EXERCISE AIM — Your task is to copy every line of the records below that contains "materiales".

GIVEN ENTRIES —

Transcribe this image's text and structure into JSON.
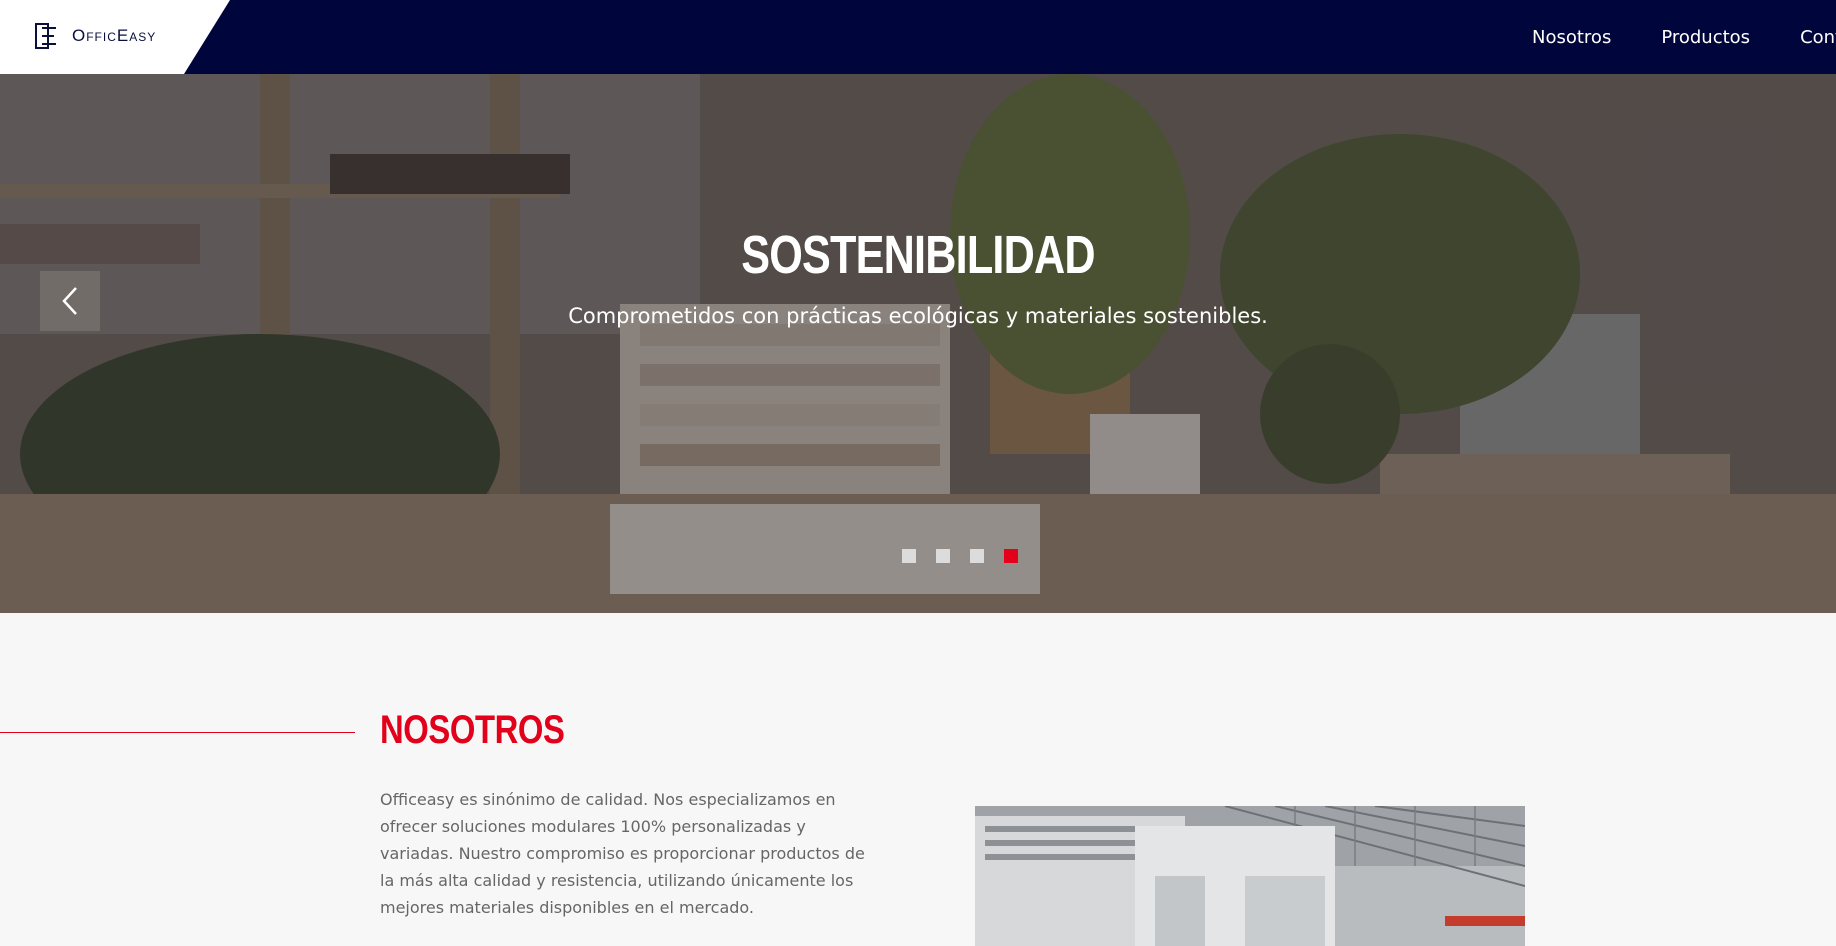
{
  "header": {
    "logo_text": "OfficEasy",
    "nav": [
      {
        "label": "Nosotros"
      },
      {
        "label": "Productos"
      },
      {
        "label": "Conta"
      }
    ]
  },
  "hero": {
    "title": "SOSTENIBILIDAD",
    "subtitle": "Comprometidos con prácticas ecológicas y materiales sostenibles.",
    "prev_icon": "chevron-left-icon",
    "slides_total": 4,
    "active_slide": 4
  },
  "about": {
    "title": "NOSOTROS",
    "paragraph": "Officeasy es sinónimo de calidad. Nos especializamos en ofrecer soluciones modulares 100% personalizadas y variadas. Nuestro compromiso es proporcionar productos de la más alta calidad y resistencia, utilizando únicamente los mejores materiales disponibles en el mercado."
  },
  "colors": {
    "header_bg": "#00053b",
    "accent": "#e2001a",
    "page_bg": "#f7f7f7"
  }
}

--

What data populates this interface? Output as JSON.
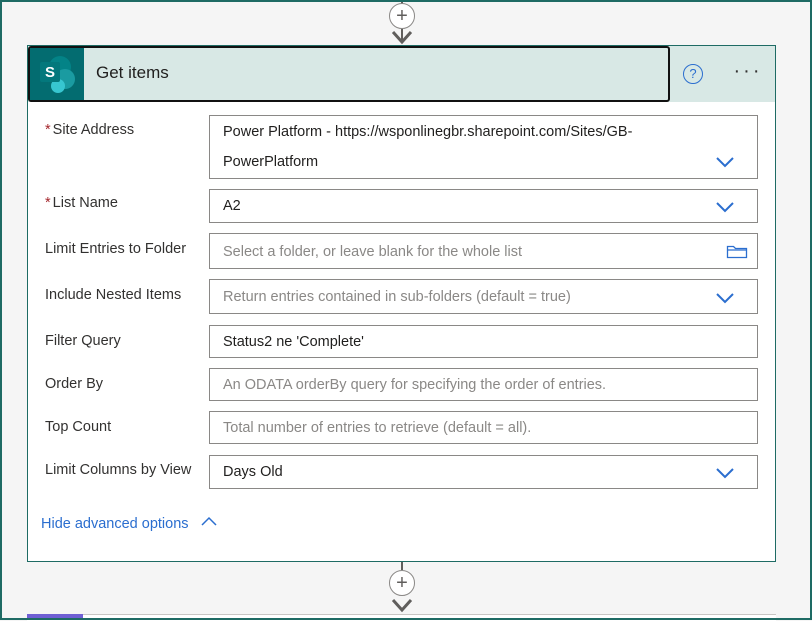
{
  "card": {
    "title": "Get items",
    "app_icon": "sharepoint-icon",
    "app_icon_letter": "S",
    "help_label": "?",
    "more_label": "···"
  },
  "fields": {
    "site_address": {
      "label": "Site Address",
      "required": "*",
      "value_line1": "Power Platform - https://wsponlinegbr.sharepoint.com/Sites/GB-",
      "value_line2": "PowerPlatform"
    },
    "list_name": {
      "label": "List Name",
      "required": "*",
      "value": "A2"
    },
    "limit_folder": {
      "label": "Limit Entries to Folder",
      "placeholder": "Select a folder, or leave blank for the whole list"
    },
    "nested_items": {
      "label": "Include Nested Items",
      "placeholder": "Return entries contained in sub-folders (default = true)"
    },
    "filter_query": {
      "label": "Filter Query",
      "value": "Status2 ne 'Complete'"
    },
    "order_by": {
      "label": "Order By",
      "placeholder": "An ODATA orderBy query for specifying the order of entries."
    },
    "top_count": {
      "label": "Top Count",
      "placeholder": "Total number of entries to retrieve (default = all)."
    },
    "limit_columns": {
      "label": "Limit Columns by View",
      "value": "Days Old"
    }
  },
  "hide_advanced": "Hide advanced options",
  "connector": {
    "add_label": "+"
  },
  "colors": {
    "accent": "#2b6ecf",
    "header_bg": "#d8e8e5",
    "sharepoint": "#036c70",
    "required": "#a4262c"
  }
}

RESULT —
    "subtitle": "Comprometidos con prácticas ecológicas y materiales sostenibles.",
    "paragraph": "Officeasy es sinónimo de calidad. Nos especializamos en ofrecer soluciones modulares 100% personalizadas y variadas. Nuestro compromiso es proporcionar productos de la más alta calidad y resistencia, utilizando únicamente los mejores materiales disponibles en el mercado."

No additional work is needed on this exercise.